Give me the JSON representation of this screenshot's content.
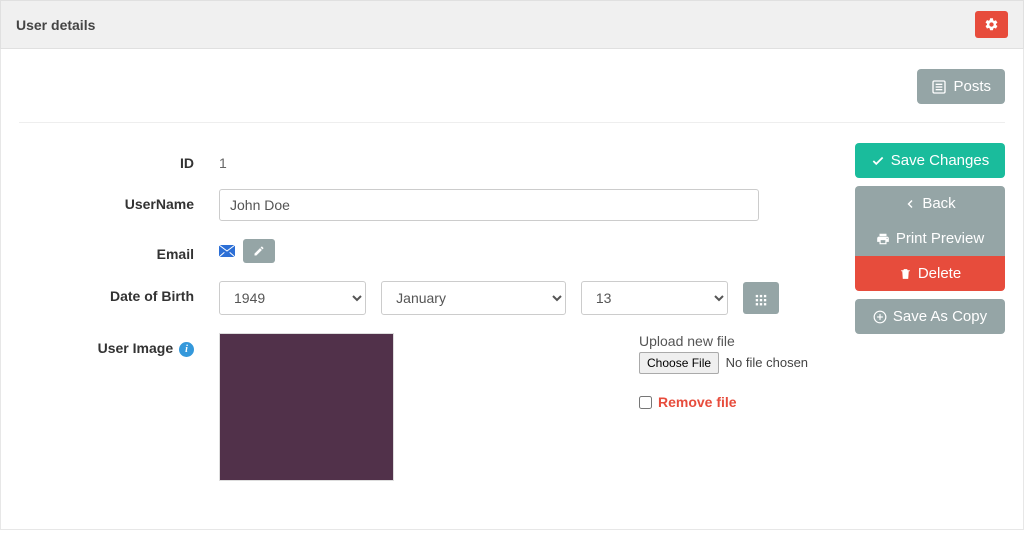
{
  "header": {
    "title": "User details"
  },
  "toolbar": {
    "posts": "Posts"
  },
  "form": {
    "id_label": "ID",
    "id_value": "1",
    "username_label": "UserName",
    "username_value": "John Doe",
    "email_label": "Email",
    "dob_label": "Date of Birth",
    "dob_year": "1949",
    "dob_month": "January",
    "dob_day": "13",
    "image_label": "User Image",
    "upload_label": "Upload new file",
    "choose_file": "Choose File",
    "no_file": "No file chosen",
    "remove_file": "Remove file"
  },
  "actions": {
    "save": "Save Changes",
    "back": "Back",
    "print": "Print Preview",
    "delete": "Delete",
    "save_copy": "Save As Copy"
  },
  "colors": {
    "image_preview": "#51314a"
  }
}
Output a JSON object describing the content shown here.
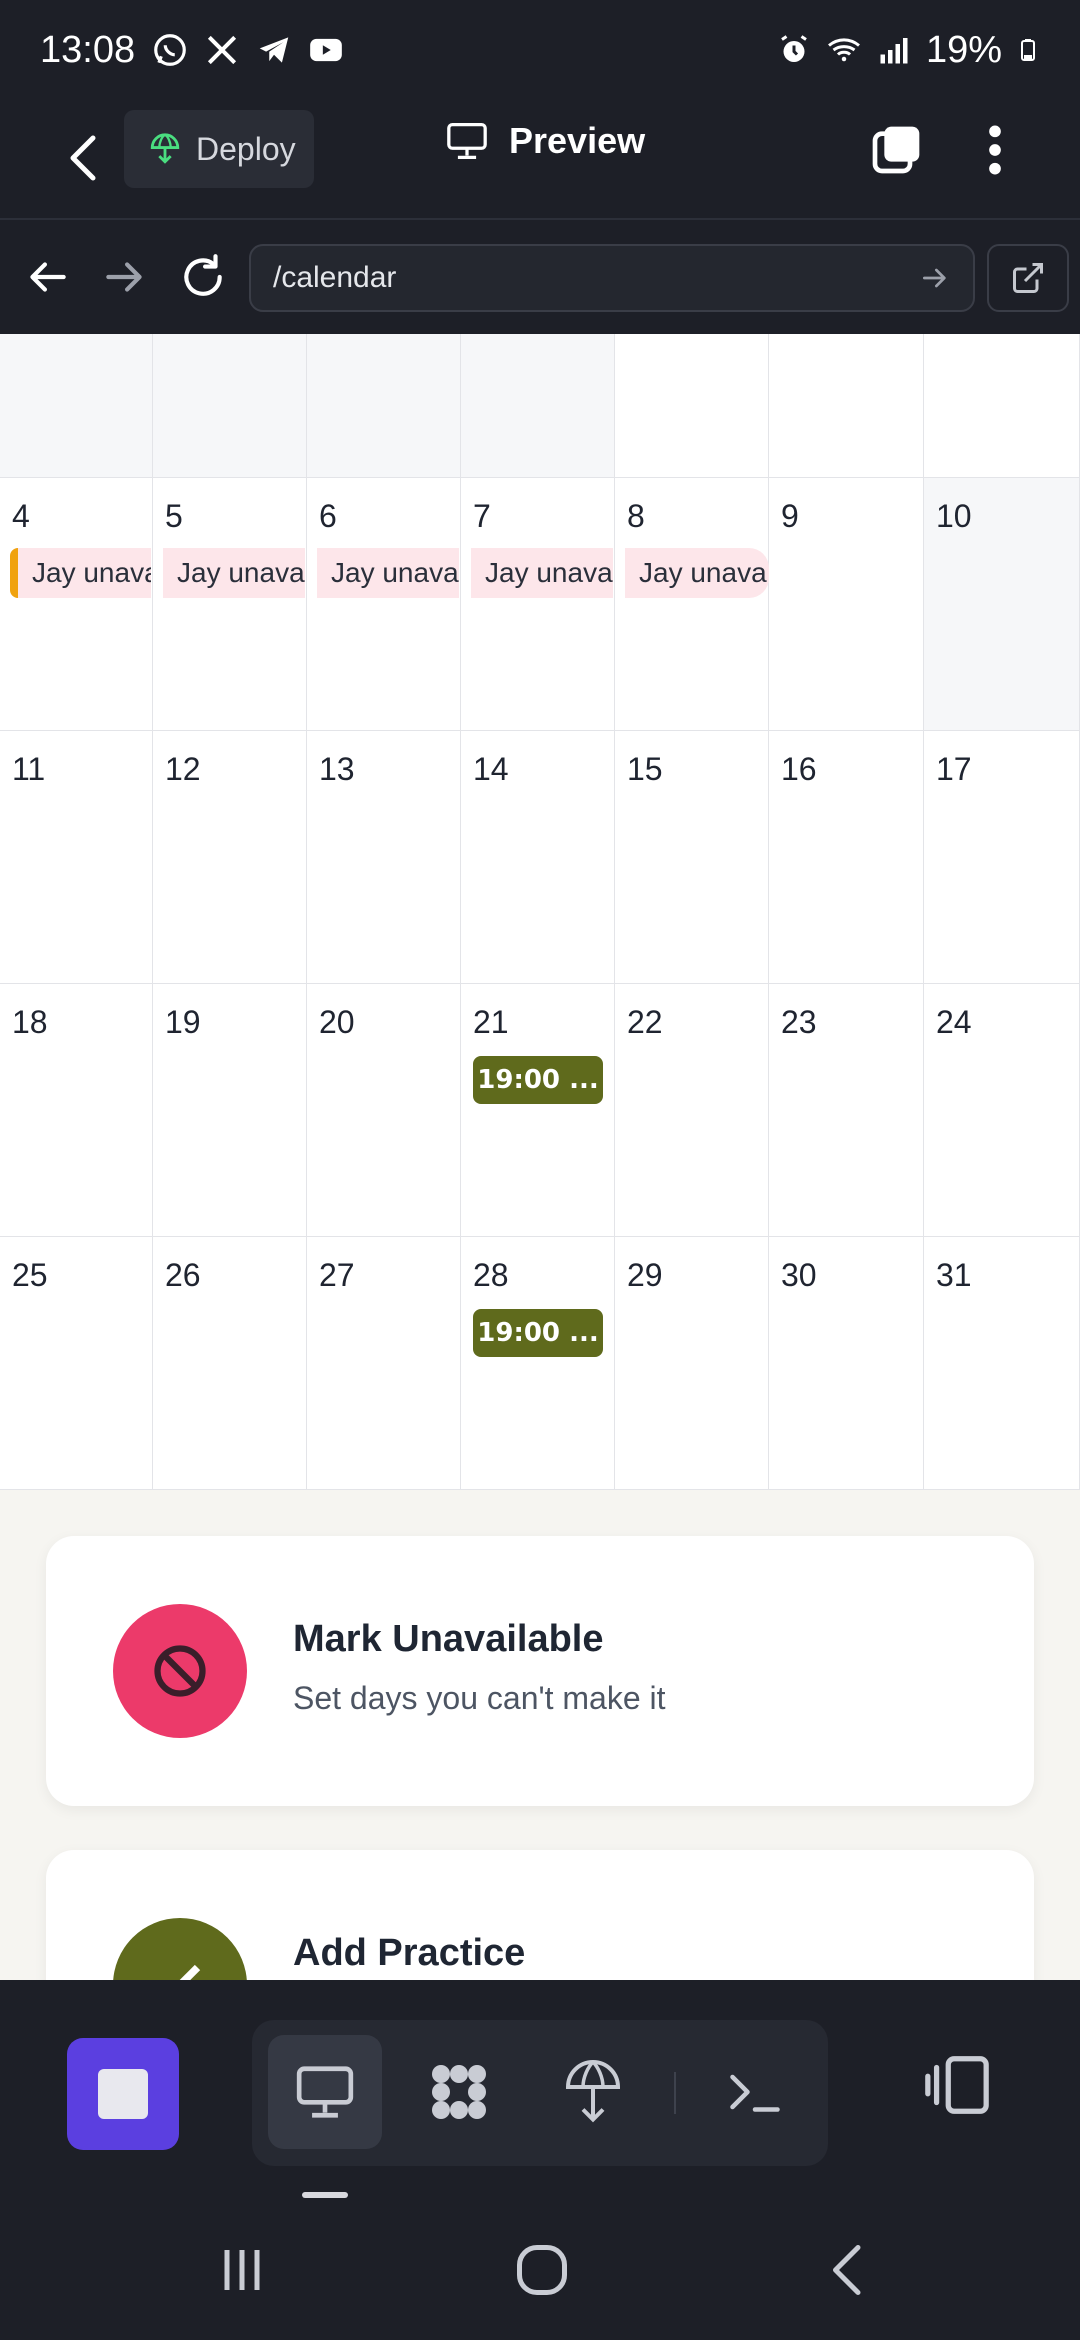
{
  "status_bar": {
    "time": "13:08",
    "battery": "19%",
    "app_icons": [
      "whatsapp-icon",
      "x-icon",
      "telegram-icon",
      "youtube-icon"
    ],
    "system_icons": [
      "alarm-icon",
      "wifi-icon",
      "signal-icon",
      "battery-icon"
    ]
  },
  "header": {
    "deploy_label": "Deploy",
    "preview_label": "Preview"
  },
  "browser": {
    "url": "/calendar"
  },
  "calendar": {
    "unavailable_label": "Jay unava",
    "practice_label": "19:00 ...",
    "weeks": [
      [
        "",
        "",
        "",
        "",
        "",
        "",
        ""
      ],
      [
        "4",
        "5",
        "6",
        "7",
        "8",
        "9",
        "10"
      ],
      [
        "11",
        "12",
        "13",
        "14",
        "15",
        "16",
        "17"
      ],
      [
        "18",
        "19",
        "20",
        "21",
        "22",
        "23",
        "24"
      ],
      [
        "25",
        "26",
        "27",
        "28",
        "29",
        "30",
        "31"
      ]
    ],
    "unavailable_days": [
      "4",
      "5",
      "6",
      "7",
      "8"
    ],
    "practice_days": [
      "21",
      "28"
    ]
  },
  "actions": {
    "mark_unavailable": {
      "title": "Mark Unavailable",
      "subtitle": "Set days you can't make it"
    },
    "add_practice": {
      "title": "Add Practice"
    }
  },
  "colors": {
    "accent_purple": "#5b3fe0",
    "unavailable_red": "#ec3a6a",
    "practice_olive": "#5f6a1c",
    "unavailable_chip_bg": "#fde6ea",
    "chip_marker_orange": "#f0a20f"
  },
  "toolbar": {
    "tools": [
      "stop-icon",
      "preview-icon",
      "apps-icon",
      "deploy-icon",
      "terminal-icon",
      "side-panel-icon"
    ]
  }
}
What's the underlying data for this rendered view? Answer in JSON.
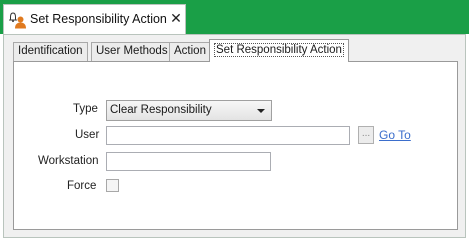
{
  "window": {
    "title": "Set Responsibility Action",
    "close_glyph": "✕",
    "tab_icon": "user-bell-icon"
  },
  "tabs": [
    {
      "label": "Identification",
      "active": false
    },
    {
      "label": "User Methods",
      "active": false
    },
    {
      "label": "Action",
      "active": false
    },
    {
      "label": "Set Responsibility Action",
      "active": true
    }
  ],
  "form": {
    "type_label": "Type",
    "type_value": "Clear Responsibility",
    "user_label": "User",
    "user_value": "",
    "ellipsis_label": "...",
    "goto_label": "Go To",
    "workstation_label": "Workstation",
    "workstation_value": "",
    "force_label": "Force",
    "force_checked": false
  },
  "colors": {
    "header_green": "#1a9f47",
    "link_blue": "#3b6ecc",
    "icon_orange": "#e07a1f"
  }
}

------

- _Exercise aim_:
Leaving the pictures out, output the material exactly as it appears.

- _Result for this exercise_:
Give me the JSON representation of this screenshot's content.
{
  "header": {
    "title": "User details"
  },
  "toolbar": {
    "posts": "Posts"
  },
  "form": {
    "id_label": "ID",
    "id_value": "1",
    "username_label": "UserName",
    "username_value": "John Doe",
    "email_label": "Email",
    "dob_label": "Date of Birth",
    "dob_year": "1949",
    "dob_month": "January",
    "dob_day": "13",
    "image_label": "User Image",
    "upload_label": "Upload new file",
    "choose_file": "Choose File",
    "no_file": "No file chosen",
    "remove_file": "Remove file"
  },
  "actions": {
    "save": "Save Changes",
    "back": "Back",
    "print": "Print Preview",
    "delete": "Delete",
    "save_copy": "Save As Copy"
  },
  "colors": {
    "image_preview": "#51314a"
  }
}
Output a JSON object describing the content shown here.
{
  "status_bar": {
    "time": "13:08",
    "battery": "19%",
    "app_icons": [
      "whatsapp-icon",
      "x-icon",
      "telegram-icon",
      "youtube-icon"
    ],
    "system_icons": [
      "alarm-icon",
      "wifi-icon",
      "signal-icon",
      "battery-icon"
    ]
  },
  "header": {
    "deploy_label": "Deploy",
    "preview_label": "Preview"
  },
  "browser": {
    "url": "/calendar"
  },
  "calendar": {
    "unavailable_label": "Jay unava",
    "practice_label": "19:00 ...",
    "weeks": [
      [
        "",
        "",
        "",
        "",
        "",
        "",
        ""
      ],
      [
        "4",
        "5",
        "6",
        "7",
        "8",
        "9",
        "10"
      ],
      [
        "11",
        "12",
        "13",
        "14",
        "15",
        "16",
        "17"
      ],
      [
        "18",
        "19",
        "20",
        "21",
        "22",
        "23",
        "24"
      ],
      [
        "25",
        "26",
        "27",
        "28",
        "29",
        "30",
        "31"
      ]
    ],
    "unavailable_days": [
      "4",
      "5",
      "6",
      "7",
      "8"
    ],
    "practice_days": [
      "21",
      "28"
    ]
  },
  "actions": {
    "mark_unavailable": {
      "title": "Mark Unavailable",
      "subtitle": "Set days you can't make it"
    },
    "add_practice": {
      "title": "Add Practice"
    }
  },
  "colors": {
    "accent_purple": "#5b3fe0",
    "unavailable_red": "#ec3a6a",
    "practice_olive": "#5f6a1c",
    "unavailable_chip_bg": "#fde6ea",
    "chip_marker_orange": "#f0a20f"
  },
  "toolbar": {
    "tools": [
      "stop-icon",
      "preview-icon",
      "apps-icon",
      "deploy-icon",
      "terminal-icon",
      "side-panel-icon"
    ]
  }
}
What's the underlying data for this rendered view? Answer in JSON.
{
  "window": {
    "title": "Set Responsibility Action",
    "close_glyph": "✕",
    "tab_icon": "user-bell-icon"
  },
  "tabs": [
    {
      "label": "Identification",
      "active": false
    },
    {
      "label": "User Methods",
      "active": false
    },
    {
      "label": "Action",
      "active": false
    },
    {
      "label": "Set Responsibility Action",
      "active": true
    }
  ],
  "form": {
    "type_label": "Type",
    "type_value": "Clear Responsibility",
    "user_label": "User",
    "user_value": "",
    "ellipsis_label": "...",
    "goto_label": "Go To",
    "workstation_label": "Workstation",
    "workstation_value": "",
    "force_label": "Force",
    "force_checked": false
  },
  "colors": {
    "header_green": "#1a9f47",
    "link_blue": "#3b6ecc",
    "icon_orange": "#e07a1f"
  }
}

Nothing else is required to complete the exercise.